While noise pollution may be an invisible danger, it is very much present in our everyday lives. The World Health Organisation (WHO) has stated that noise is one of the most hazardous forms of pollution. Studies have shown that loud noise can cause caterpillars’ hearts to beat faster and bluebirds to have fewer chicks. Noise pollution makes it difficult for animals to use sound for navigation, find food, communicate, reproduce, and avoid predators, affecting many animals’ ability to survive.
In these studies, over one hundred species were analysed and divided into seven groups: amphibians, arthropods, birds, fish, mammals, molluscs, and reptiles. The results found evidence that noise pollution impacts all seven groups of species, and the different groups didn’t differ in their response to noise.
“It goes without saying that the high noise and light waves used in such large music festivals threaten the existence of wildlife living in this area in many ways,” Prakash stated.
A spokesman for the WNPS also noted that the society is perturbed that such an event has been provided approval or endorsements by Government statutory bodies as the noise pollution that will be emitted by the festival will cause tremendous disruption to the wild animals in the locality.
The final verdict
In the face of overwhelming opposition, the organisers of the Deep Jungle Music and Cultural Festival 2023 made a desperate attempt to justify their actions by blaming the decline of elephants in the area on factors beyond their control. However, as noted by Prakash, a leading wildlife expert, this decline is the result of human failure and cannot be used as a valid excuse to proceed with the festival. Despite the pushback from concerned citizens and conservationists, the organisers seem intent on pushing ahead with their plans.
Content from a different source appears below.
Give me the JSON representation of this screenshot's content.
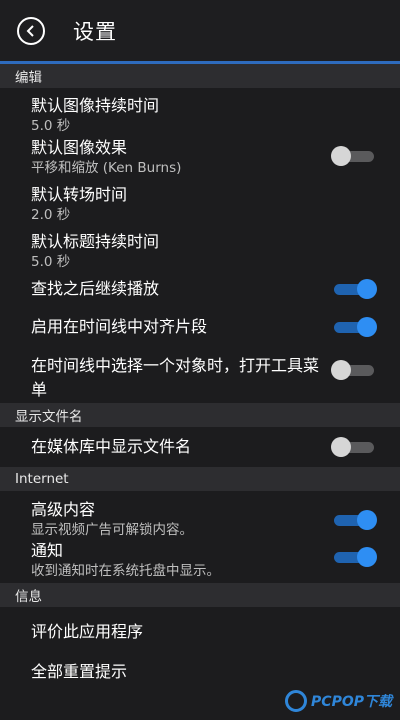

The statement also noted that the area used for the festival is located about 1.4 km from the entrance of the familiar Environment Park. “In this area just outside the security zone, people have been residing and cultivating their farmlands for the past 25-30 years on several acres. The festival is not held in a biodiversity park, or an area in which the biodiversity will be affected, and it is not in a buffer zone or a monarchy zone, and the wildlife and forest officials who came here were granted permission. It should be mentioned here that the land is located on private property where people currently reside and cultivate under licence.”
The statement also addressed the noise pollution that was causing concern. “For this festival, we are using the newest Amay Sounds technology which is in accordance with the guidelines provided. So far we’ve worked according to all the recommendations and we’ll be organising this year’s festival within a legal frame. If anyone has any problem regarding this, we request you to come to the fair and resolve the doubts. We can also address concerns regarding noise pollution and ensure that the number of decibels is within the recommended ranges. As an institution we are here to act responsibly and also hope to support the rural lives that have been impacted over the past few years after following the law in the country. Accordingly, the festival is not a project aimed at gaining business or private profit but a project that will run for several years for the wellbeing of the people dependent on the land and the tourism industry.”
In response to the statement, Prakash and other experts stated: “The deep jungle and its inhabitants deserve better than this. They deserve to be protected, not exploited. The truth is that tourists come to these areas to bask in the peace and quiet of nature and not to enjoy festivals like the Deep Jungle Music and Cultural Festival 2023. It’s time for the authorities to step up and do the right thing. Let’s work together to manage our environmental and archaeological attractions in a sustainable manner, so that future generations can continue to enjoy the beauty and wonder of these places. It’s time to choose conservation over destruction. Let’s make it happen.”